The Raiders’ drives consistently bogged down, though, so they had to rely on kicker Daniel Carlson, who made all three of his field goal attempts despite each of them being from at least 40 yards out. The Pro Bowler has now made eight consecutive field goals on the season.
That was enough to match New York counterpart Greg Zeurlein, who also made all three of his field-goal attempts in the first three quarters before staying perfect with another in the fourth quarter.
The Jets twice appeared to score a touchdown at the start of the second quarter. First, quarterback Zach Wilson scrambled for 23 yards on a third-down play before replay determined he stepped out at the 3-yard line.
Then, on the next play, running back Breece Hall powered his way into the end zone but there was a flag on tight end C.J. Uzomah for holding Crosby after he drug the defender down by his shoulders.
Backed up to the 13-yard line, the Raiders’ defense only allowed the Jets to gain another yard on the next three plays with Crosby and linebacker Robert Spillane stuffing Hall for a loss on a second-down sweep play.
“That’s Raider football — blue-collar, hard-nosed, rely on each other, trust the family and keep pushing forward,” Spillane said.
Spillane later challenged Jacobs and Mayer for the play of the night when he single-handedly put an end to an 11-play, near-five-minute Jets’ drive that saw them reach the Raiders’ 20-yard line. New York had plenty of time to score a touchdown and erase its 16-12 deficit with a new set of downs after the two-minute warning.
Wilson, who was sharper than his reputation on the night with 263 yards on 23-for-39 passing, found what appeared to be an open Allen Lazard in the middle of the field on second-and-eight.
But Spillane closed hard on a pass Wilson zipped, outstretched his arms and claimed his career-high third interception of the year.
“I saw Zach Wilson drop back, saw a little route concept in the boundary and Divine Deablo did a great job making him double pump on the throw, which gave me time to get there,” Spillane said. “Just great team defense.”
Pierce, formerly the Raiders’ linebackers coach, celebrated more emphatically than anyone else on the sideline.
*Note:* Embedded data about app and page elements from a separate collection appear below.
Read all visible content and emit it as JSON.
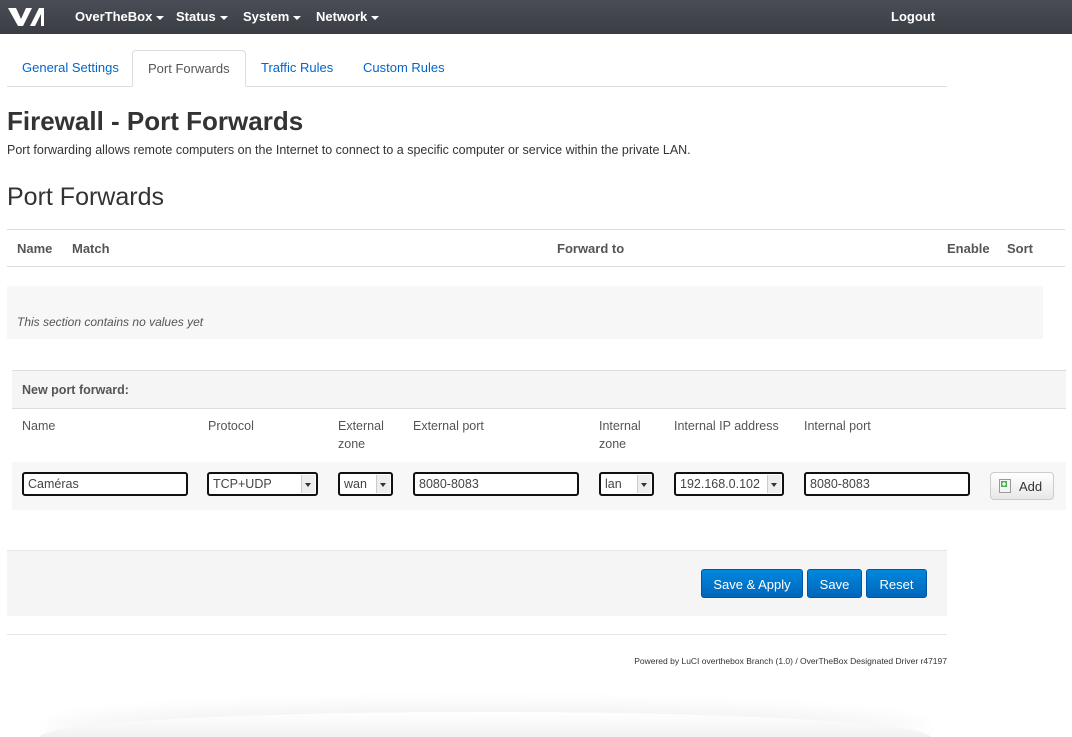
{
  "nav": {
    "brand": "OverTheBox",
    "status": "Status",
    "system": "System",
    "network": "Network",
    "logout": "Logout"
  },
  "tabs": [
    {
      "label": "General Settings",
      "active": false
    },
    {
      "label": "Port Forwards",
      "active": true
    },
    {
      "label": "Traffic Rules",
      "active": false
    },
    {
      "label": "Custom Rules",
      "active": false
    }
  ],
  "page": {
    "title": "Firewall - Port Forwards",
    "description": "Port forwarding allows remote computers on the Internet to connect to a specific computer or service within the private LAN."
  },
  "section": {
    "title": "Port Forwards",
    "headers": {
      "name": "Name",
      "match": "Match",
      "forward_to": "Forward to",
      "enable": "Enable",
      "sort": "Sort"
    },
    "empty_text": "This section contains no values yet"
  },
  "new_forward": {
    "heading": "New port forward:",
    "labels": {
      "name": "Name",
      "protocol": "Protocol",
      "external_zone": [
        "External",
        "zone"
      ],
      "external_port": "External port",
      "internal_zone": [
        "Internal",
        "zone"
      ],
      "internal_ip": "Internal IP address",
      "internal_port": "Internal port"
    },
    "values": {
      "name": "Caméras",
      "protocol": "TCP+UDP",
      "external_zone": "wan",
      "external_port": "8080-8083",
      "internal_zone": "lan",
      "internal_ip": "192.168.0.102",
      "internal_port": "8080-8083"
    },
    "add_label": "Add"
  },
  "actions": {
    "save_apply": "Save & Apply",
    "save": "Save",
    "reset": "Reset"
  },
  "footer": "Powered by LuCI overthebox Branch (1.0) / OverTheBox Designated Driver r47197",
  "colors": {
    "navbar": "#3f4249",
    "link": "#0066cc",
    "primary_button": "#0077cc"
  }
}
He was the first to greet Spillane as his pupil ran off the field with an embrace and some kind words.
Jacobs said he was just relieved, “the defense didn’t let me down,” because he had lost a fumble to set up the Jets’ potential game-winning drive. The Raiders’ offense had another chance to clinch the game but went three-and-out meaning the team had to punt back to the Jets with a minute to play.
Wilson evaded a hellacious rush from Crosby in the final seconds to throw a Hail Mary pass on the run that reached the end zone and hit receiver Garrett Wilson in the hands. But a sea of Raiders’ arms were alongside him and they were able to affect Garrett Wilson enough that he couldn’t complete the catch.
Another example of toughness embodied.
“We just kept fighting,” Crosby said. “We kept working. You saw guys stay together, and that’s what we talked about.”